Google, Hachette ink accord on book scanning
By Leila Abboud
PARIS (Reuters) - Google has signed an accord with France's biggest book publisher Hachette Livre on the scanning and sale of out-of-print books, which grants the publisher wide control over pricing and content.
The deal, announced on Wednesday, covers some 50,000 French language titles, including literature, academic works and reference books, and is unlikely to generate huge revenue for Hachette parent company Lagardere.
But it is symbolically important as publishers around the world seek to protect their businesses from being cannibalized by the Internet.
Hachette has often been aggressive in defending the book industry's business model against new Internet actors seeking to capture parts of the publishing value chain.
Earlier this year, Hachette withdrew some of its e-books from online retailer Amazon over a dispute on pricing, and the publisher also took a hard line with Apple over pricing of digital books on the iPad.
"We will control the price of books," said Hachette Livre Chief Executive Arnaud Nourry on a conference call. "This puts several years of disagreements with Google behind us."
For Google, the agreement could be a framework for deals with other European publishers, said Daniel Clancy, director of Google Books.

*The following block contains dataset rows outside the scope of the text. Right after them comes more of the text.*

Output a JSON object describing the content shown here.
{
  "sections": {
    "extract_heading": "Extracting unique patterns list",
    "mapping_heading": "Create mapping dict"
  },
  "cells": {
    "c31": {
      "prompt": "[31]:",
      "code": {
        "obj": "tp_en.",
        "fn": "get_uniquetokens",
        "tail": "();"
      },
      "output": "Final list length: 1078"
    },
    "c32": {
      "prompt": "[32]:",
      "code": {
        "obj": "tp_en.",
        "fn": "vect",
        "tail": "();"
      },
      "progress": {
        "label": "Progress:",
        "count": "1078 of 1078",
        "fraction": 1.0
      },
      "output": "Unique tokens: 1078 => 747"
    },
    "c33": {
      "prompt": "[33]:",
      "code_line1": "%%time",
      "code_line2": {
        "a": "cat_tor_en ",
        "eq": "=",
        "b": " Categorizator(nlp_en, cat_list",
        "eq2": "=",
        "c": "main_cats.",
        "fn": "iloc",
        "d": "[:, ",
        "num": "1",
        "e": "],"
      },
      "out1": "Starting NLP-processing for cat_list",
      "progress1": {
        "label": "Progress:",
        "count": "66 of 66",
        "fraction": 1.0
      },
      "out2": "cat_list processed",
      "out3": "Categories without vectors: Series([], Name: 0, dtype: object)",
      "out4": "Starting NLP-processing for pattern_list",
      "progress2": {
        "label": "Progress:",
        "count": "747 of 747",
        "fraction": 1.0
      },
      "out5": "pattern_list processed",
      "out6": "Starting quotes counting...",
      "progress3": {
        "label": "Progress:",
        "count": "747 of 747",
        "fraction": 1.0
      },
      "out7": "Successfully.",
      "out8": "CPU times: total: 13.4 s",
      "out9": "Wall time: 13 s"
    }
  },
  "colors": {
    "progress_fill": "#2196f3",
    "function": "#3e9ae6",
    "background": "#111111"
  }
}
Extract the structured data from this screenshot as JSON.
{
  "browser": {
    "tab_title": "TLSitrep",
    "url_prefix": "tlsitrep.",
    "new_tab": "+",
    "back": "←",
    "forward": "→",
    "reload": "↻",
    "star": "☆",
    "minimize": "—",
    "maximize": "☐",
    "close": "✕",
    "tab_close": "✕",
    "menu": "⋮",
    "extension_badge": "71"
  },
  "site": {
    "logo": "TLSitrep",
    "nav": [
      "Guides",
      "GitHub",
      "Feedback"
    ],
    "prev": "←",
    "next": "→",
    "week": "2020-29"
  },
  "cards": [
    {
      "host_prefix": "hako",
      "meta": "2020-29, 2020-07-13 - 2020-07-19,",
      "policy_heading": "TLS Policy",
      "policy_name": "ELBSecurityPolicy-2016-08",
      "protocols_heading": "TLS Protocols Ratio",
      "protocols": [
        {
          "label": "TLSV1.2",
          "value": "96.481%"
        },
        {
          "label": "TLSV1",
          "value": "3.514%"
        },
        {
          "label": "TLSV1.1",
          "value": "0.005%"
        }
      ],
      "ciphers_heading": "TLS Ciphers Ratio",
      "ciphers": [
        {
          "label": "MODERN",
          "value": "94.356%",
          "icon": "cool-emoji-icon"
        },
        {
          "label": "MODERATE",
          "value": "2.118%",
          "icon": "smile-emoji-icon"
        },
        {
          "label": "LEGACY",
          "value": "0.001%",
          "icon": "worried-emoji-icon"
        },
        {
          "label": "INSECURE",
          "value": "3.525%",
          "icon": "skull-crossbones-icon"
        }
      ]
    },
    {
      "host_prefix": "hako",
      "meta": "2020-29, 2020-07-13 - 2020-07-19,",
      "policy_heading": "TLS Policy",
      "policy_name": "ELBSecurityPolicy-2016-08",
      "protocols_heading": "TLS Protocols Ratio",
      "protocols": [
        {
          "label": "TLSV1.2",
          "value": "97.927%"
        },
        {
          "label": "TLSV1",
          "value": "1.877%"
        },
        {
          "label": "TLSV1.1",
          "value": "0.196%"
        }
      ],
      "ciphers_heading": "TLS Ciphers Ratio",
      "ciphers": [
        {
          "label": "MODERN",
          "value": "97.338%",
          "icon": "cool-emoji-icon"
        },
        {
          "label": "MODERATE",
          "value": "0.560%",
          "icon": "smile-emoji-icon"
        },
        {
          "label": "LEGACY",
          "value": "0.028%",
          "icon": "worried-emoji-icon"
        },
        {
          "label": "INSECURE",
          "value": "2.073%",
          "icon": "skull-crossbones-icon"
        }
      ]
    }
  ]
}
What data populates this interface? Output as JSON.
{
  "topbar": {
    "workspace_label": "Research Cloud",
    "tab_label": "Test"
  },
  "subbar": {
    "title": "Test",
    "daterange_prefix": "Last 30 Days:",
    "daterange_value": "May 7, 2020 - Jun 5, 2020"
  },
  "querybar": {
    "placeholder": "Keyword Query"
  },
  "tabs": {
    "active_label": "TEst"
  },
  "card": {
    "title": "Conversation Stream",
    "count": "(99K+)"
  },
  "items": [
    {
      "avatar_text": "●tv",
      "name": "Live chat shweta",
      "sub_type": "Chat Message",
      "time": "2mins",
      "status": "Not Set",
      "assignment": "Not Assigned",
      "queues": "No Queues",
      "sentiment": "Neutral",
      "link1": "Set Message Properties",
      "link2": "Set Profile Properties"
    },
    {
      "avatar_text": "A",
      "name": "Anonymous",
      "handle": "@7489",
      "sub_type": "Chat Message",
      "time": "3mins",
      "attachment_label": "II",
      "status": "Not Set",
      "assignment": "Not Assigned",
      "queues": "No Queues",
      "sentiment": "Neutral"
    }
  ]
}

Such talks have already begun, he added, without giving any details.
Google has clashed with book publishers worldwide over the book scanning project it launched in 2004 to create a universal library online. Continued...